## [Task brief]
Only an exact copy of every record counts as an answer.

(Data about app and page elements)
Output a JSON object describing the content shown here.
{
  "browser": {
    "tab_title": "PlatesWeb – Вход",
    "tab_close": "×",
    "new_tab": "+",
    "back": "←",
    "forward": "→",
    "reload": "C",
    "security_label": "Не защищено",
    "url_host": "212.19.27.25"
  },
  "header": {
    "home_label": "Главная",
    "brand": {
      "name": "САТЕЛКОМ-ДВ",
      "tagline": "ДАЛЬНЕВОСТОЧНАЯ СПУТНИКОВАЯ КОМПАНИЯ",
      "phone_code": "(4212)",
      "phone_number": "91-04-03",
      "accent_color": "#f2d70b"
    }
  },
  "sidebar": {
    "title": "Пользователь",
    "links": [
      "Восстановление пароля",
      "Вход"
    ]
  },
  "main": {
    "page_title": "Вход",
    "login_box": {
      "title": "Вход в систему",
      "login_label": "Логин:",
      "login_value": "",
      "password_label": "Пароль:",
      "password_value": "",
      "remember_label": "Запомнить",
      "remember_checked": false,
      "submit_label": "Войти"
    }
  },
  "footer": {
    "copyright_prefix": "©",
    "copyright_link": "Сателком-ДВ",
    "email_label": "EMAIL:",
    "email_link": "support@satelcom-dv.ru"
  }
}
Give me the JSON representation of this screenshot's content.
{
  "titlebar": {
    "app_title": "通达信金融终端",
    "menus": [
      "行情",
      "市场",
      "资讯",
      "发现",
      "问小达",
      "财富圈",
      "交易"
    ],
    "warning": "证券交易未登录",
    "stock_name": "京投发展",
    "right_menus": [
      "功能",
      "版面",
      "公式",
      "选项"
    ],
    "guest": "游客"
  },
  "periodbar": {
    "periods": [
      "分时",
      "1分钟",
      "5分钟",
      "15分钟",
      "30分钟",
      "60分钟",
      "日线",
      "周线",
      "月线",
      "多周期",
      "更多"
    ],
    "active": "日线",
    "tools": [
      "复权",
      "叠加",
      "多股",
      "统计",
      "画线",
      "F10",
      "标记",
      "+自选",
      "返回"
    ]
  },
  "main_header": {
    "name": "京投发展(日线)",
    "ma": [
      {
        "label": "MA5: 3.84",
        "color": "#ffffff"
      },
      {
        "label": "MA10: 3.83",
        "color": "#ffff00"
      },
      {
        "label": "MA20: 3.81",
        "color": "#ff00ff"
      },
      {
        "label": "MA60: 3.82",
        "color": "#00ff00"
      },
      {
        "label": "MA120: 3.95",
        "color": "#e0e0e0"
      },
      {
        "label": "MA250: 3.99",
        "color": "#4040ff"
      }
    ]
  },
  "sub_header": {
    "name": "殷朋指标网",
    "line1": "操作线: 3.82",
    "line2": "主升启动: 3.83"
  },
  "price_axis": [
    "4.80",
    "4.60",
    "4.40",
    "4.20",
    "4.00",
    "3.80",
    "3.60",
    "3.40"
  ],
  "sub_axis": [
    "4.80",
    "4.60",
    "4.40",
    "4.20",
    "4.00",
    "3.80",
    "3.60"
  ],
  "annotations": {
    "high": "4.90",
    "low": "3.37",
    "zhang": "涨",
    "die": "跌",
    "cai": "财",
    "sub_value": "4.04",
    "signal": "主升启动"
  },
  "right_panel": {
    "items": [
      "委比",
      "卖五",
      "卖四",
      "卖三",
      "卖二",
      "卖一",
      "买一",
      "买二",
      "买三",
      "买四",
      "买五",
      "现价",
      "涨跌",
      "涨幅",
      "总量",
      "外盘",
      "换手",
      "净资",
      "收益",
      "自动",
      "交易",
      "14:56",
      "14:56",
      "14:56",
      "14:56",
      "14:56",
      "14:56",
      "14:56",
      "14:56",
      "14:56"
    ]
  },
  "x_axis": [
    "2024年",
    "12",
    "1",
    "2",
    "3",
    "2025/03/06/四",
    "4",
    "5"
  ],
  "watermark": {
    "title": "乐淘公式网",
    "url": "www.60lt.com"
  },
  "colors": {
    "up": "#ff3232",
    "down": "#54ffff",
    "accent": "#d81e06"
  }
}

## [Solved exercise]
Output a JSON object describing the content shown here.
{
  "browser": {
    "tab_title": "PlatesWeb – Вход",
    "tab_close": "×",
    "new_tab": "+",
    "back": "←",
    "forward": "→",
    "reload": "C",
    "security_label": "Не защищено",
    "url_host": "212.19.27.25"
  },
  "header": {
    "home_label": "Главная",
    "brand": {
      "name": "САТЕЛКОМ-ДВ",
      "tagline": "ДАЛЬНЕВОСТОЧНАЯ СПУТНИКОВАЯ КОМПАНИЯ",
      "phone_code": "(4212)",
      "phone_number": "91-04-03",
      "accent_color": "#f2d70b"
    }
  },
  "sidebar": {
    "title": "Пользователь",
    "links": [
      "Восстановление пароля",
      "Вход"
    ]
  },
  "main": {
    "page_title": "Вход",
    "login_box": {
      "title": "Вход в систему",
      "login_label": "Логин:",
      "login_value": "",
      "password_label": "Пароль:",
      "password_value": "",
      "remember_label": "Запомнить",
      "remember_checked": false,
      "submit_label": "Войти"
    }
  },
  "footer": {
    "copyright_prefix": "©",
    "copyright_link": "Сателком-ДВ",
    "email_label": "EMAIL:",
    "email_link": "support@satelcom-dv.ru"
  }
}
Give me the JSON representation of this screenshot's content.
{
  "titlebar": {
    "app_title": "通达信金融终端",
    "menus": [
      "行情",
      "市场",
      "资讯",
      "发现",
      "问小达",
      "财富圈",
      "交易"
    ],
    "warning": "证券交易未登录",
    "stock_name": "京投发展",
    "right_menus": [
      "功能",
      "版面",
      "公式",
      "选项"
    ],
    "guest": "游客"
  },
  "periodbar": {
    "periods": [
      "分时",
      "1分钟",
      "5分钟",
      "15分钟",
      "30分钟",
      "60分钟",
      "日线",
      "周线",
      "月线",
      "多周期",
      "更多"
    ],
    "active": "日线",
    "tools": [
      "复权",
      "叠加",
      "多股",
      "统计",
      "画线",
      "F10",
      "标记",
      "+自选",
      "返回"
    ]
  },
  "main_header": {
    "name": "京投发展(日线)",
    "ma": [
      {
        "label": "MA5: 3.84",
        "color": "#ffffff"
      },
      {
        "label": "MA10: 3.83",
        "color": "#ffff00"
      },
      {
        "label": "MA20: 3.81",
        "color": "#ff00ff"
      },
      {
        "label": "MA60: 3.82",
        "color": "#00ff00"
      },
      {
        "label": "MA120: 3.95",
        "color": "#e0e0e0"
      },
      {
        "label": "MA250: 3.99",
        "color": "#4040ff"
      }
    ]
  },
  "sub_header": {
    "name": "殷朋指标网",
    "line1": "操作线: 3.82",
    "line2": "主升启动: 3.83"
  },
  "price_axis": [
    "4.80",
    "4.60",
    "4.40",
    "4.20",
    "4.00",
    "3.80",
    "3.60",
    "3.40"
  ],
  "sub_axis": [
    "4.80",
    "4.60",
    "4.40",
    "4.20",
    "4.00",
    "3.80",
    "3.60"
  ],
  "annotations": {
    "high": "4.90",
    "low": "3.37",
    "zhang": "涨",
    "die": "跌",
    "cai": "财",
    "sub_value": "4.04",
    "signal": "主升启动"
  },
  "right_panel": {
    "items": [
      "委比",
      "卖五",
      "卖四",
      "卖三",
      "卖二",
      "卖一",
      "买一",
      "买二",
      "买三",
      "买四",
      "买五",
      "现价",
      "涨跌",
      "涨幅",
      "总量",
      "外盘",
      "换手",
      "净资",
      "收益",
      "自动",
      "交易",
      "14:56",
      "14:56",
      "14:56",
      "14:56",
      "14:56",
      "14:56",
      "14:56",
      "14:56",
      "14:56"
    ]
  },
  "x_axis": [
    "2024年",
    "12",
    "1",
    "2",
    "3",
    "2025/03/06/四",
    "4",
    "5"
  ],
  "watermark": {
    "title": "乐淘公式网",
    "url": "www.60lt.com"
  },
  "colors": {
    "up": "#ff3232",
    "down": "#54ffff",
    "accent": "#d81e06"
  }
}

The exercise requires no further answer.